Tesla is facing a new headache this week. The National Highway Traffic Safety Administration has opened an investigation into a “phantom braking” problem after receiving hundreds of complaints from owners of recent Models 3 and Y. In total, the NHTSA says that about 416,000 cars are affected.
In May 2021, Tesla decided to remove the forward-looking radar sensor from the Model 3 and Model Y EVs. This sensor was used by some of the cars’ advanced driver-assistance systems, like adaptive cruise control, forward collision warning, and automatic emergency braking.
Instead, new Teslas built for the North American market rely entirely on cameras. At the time of the removal, Tesla noted that the change meant the cars’ forward collision warning and automatic emergency braking functions were no longer rated by the NHTSA but that the company expected that rating to happen “in the coming weeks.”
In December 2021, the Insurance Institute for Highway Safety tested Tesla’s camera system and came away happy enough to award the Model Y a “Top Safety Pick+” rating. The NHTSA has yet to follow suit.
The move to an entirely camera-based approach for Tesla’s ADAS suite has not been without issues. Specifically, there have been problems with the automatic emergency braking function activating due to false positives caused by things like a shadow that the car interprets as an obstacle.

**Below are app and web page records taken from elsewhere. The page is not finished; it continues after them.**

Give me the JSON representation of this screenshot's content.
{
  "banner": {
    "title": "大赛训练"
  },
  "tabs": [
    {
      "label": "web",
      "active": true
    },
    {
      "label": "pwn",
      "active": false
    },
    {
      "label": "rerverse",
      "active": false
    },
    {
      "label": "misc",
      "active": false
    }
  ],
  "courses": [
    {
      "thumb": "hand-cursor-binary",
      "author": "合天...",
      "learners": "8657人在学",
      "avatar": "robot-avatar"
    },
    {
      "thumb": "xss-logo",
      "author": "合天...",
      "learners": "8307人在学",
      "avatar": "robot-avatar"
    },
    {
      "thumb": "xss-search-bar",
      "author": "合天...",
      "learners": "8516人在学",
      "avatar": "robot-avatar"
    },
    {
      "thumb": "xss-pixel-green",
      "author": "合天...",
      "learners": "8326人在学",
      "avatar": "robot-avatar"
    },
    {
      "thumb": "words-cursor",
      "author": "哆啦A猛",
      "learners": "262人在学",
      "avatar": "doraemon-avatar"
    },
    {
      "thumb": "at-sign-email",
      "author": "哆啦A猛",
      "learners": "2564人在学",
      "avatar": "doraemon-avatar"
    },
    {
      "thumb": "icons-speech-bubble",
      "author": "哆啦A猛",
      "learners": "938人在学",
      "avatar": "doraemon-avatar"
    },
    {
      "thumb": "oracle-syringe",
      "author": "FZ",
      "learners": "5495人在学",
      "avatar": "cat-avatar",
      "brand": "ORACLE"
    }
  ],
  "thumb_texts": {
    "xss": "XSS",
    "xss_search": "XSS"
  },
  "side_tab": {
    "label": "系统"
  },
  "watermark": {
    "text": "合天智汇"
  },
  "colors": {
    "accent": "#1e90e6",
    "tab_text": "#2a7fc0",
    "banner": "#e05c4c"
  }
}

In November 2021, Tesla issued a recall for a phantom braking problem with its “Full Self-Driving (FSD) Beta” driver-assistance system. The recall affected nearly 12,000 Teslas—only those whose owners had paid for the FSD feature and been accepted into the beta testing program.
But the problem of phantom braking is not limited to the controversial FSD mode. In early February, The Washington Post reported on a growing number of complaints made to the NHTSA by Tesla owners, who told the agency about situations in which their cars slammed on the brakes at inappropriate times (for example, when driving at highway speed), mistakenly believing an obstacle was ahead.

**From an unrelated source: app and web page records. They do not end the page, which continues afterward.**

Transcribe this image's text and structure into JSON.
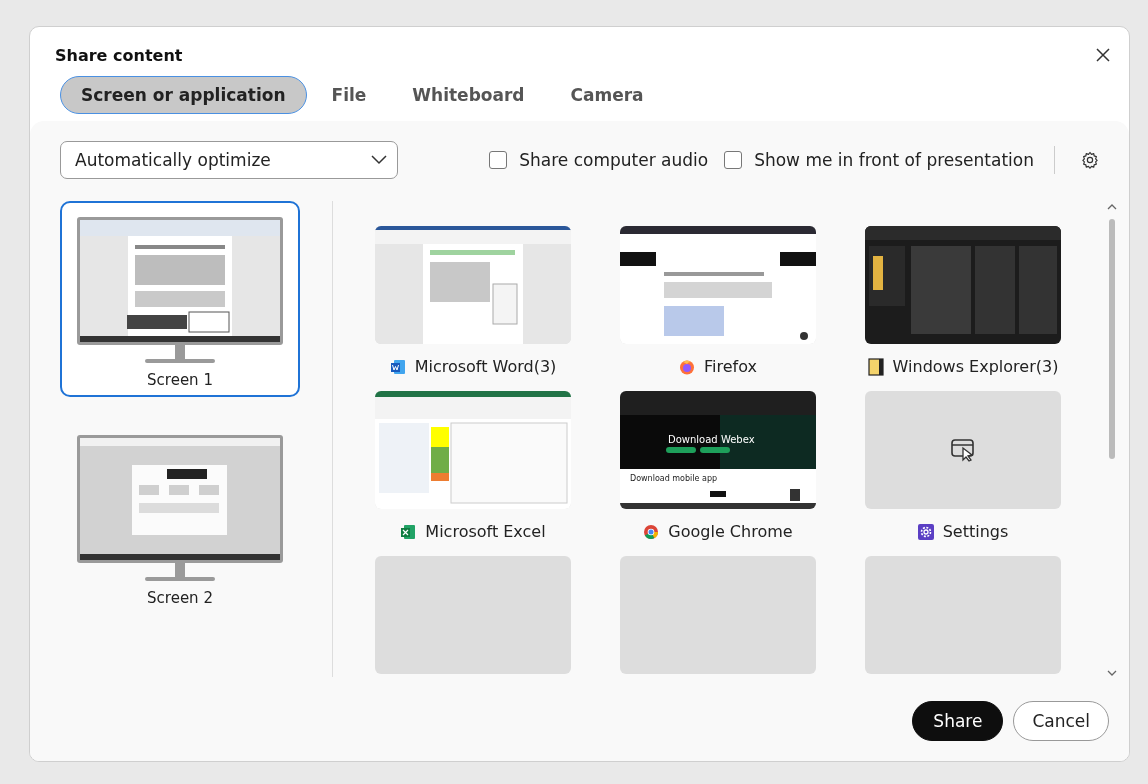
{
  "dialog": {
    "title": "Share content"
  },
  "tabs": [
    {
      "label": "Screen or application",
      "selected": true
    },
    {
      "label": "File",
      "selected": false
    },
    {
      "label": "Whiteboard",
      "selected": false
    },
    {
      "label": "Camera",
      "selected": false
    }
  ],
  "optimize": {
    "value": "Automatically optimize"
  },
  "options": [
    {
      "label": "Share computer audio",
      "checked": false
    },
    {
      "label": "Show me in front of presentation",
      "checked": false
    }
  ],
  "screens": [
    {
      "label": "Screen 1",
      "selected": true,
      "kind": "document"
    },
    {
      "label": "Screen 2",
      "selected": false,
      "kind": "dialog"
    }
  ],
  "apps": [
    {
      "kind": "word",
      "label": "Microsoft Word(3)"
    },
    {
      "kind": "firefox",
      "label": "Firefox"
    },
    {
      "kind": "explorer",
      "label": "Windows Explorer(3)"
    },
    {
      "kind": "excel",
      "label": "Microsoft Excel"
    },
    {
      "kind": "chrome",
      "label": "Google Chrome",
      "texts": [
        "Download Webex",
        "Download mobile app"
      ]
    },
    {
      "kind": "settings",
      "label": "Settings"
    },
    {
      "kind": "blank"
    },
    {
      "kind": "blank"
    },
    {
      "kind": "blank"
    }
  ],
  "buttons": [
    {
      "label": "Share",
      "kind": "primary"
    },
    {
      "label": "Cancel",
      "kind": "secondary"
    }
  ]
}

The article in the Post caused something of a snowball effect; on Thursday, the Post reported that the NHTSA has received another 250 complaints from owners over the course of two weeks. Frequently, the complaints involved a scenario in which a large truck in the distance was driving toward a Tesla.

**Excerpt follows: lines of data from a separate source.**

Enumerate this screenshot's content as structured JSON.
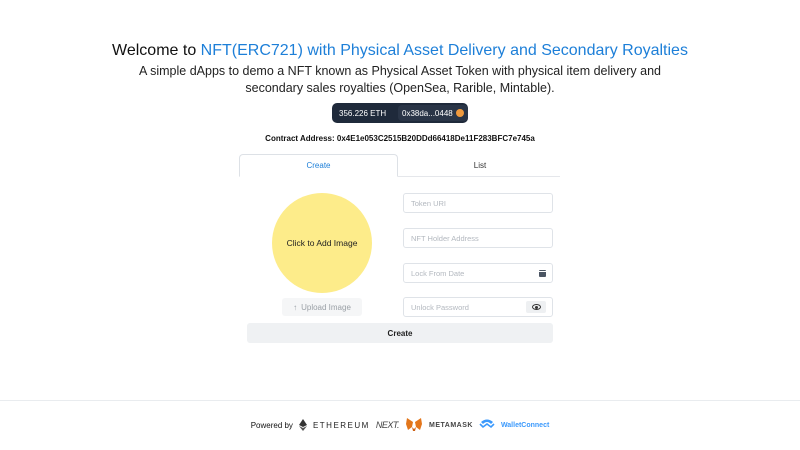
{
  "header": {
    "title_prefix": "Welcome to ",
    "title_link": "NFT(ERC721) with Physical Asset Delivery and Secondary Royalties",
    "subtitle_line1": "A simple dApps to demo a NFT known as Physical Asset Token with physical item delivery and",
    "subtitle_line2": "secondary sales royalties (OpenSea, Rarible, Mintable)."
  },
  "wallet": {
    "balance": "356.226 ETH",
    "address": "0x38da...0448",
    "icon": "metamask-fox-icon"
  },
  "contract": {
    "label": "Contract Address: 0x4E1e053C2515B20DDd66418De11F283BFC7e745a"
  },
  "tabs": [
    {
      "label": "Create",
      "active": true
    },
    {
      "label": "List",
      "active": false
    }
  ],
  "form": {
    "image_placeholder": "Click to Add Image",
    "upload_label": "Upload Image",
    "token_uri_placeholder": "Token URI",
    "holder_placeholder": "NFT Holder Address",
    "lock_date_placeholder": "Lock From Date",
    "password_placeholder": "Unlock Password",
    "submit_label": "Create"
  },
  "footer": {
    "powered_by": "Powered by",
    "ethereum": "ETHEREUM",
    "next": "NEXT.",
    "metamask": "METAMASK",
    "walletconnect": "WalletConnect"
  },
  "colors": {
    "link": "#1d7fd8",
    "image_circle": "#fdec8a",
    "wallet_pill": "#1f2a3b"
  }
}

The number of complaints was evidently sufficient for the agency to open an inquiry; this will be its third open investigation into Tesla. The NHTSA has also been conducting an investigation into the propensity of earlier (radar-equipped) Teslas to crash into emergency vehicles and yet another into the automaker’s now-disabled feature that allowed occupants to play video games on the car’s infotainment screen while the vehicle was in motion.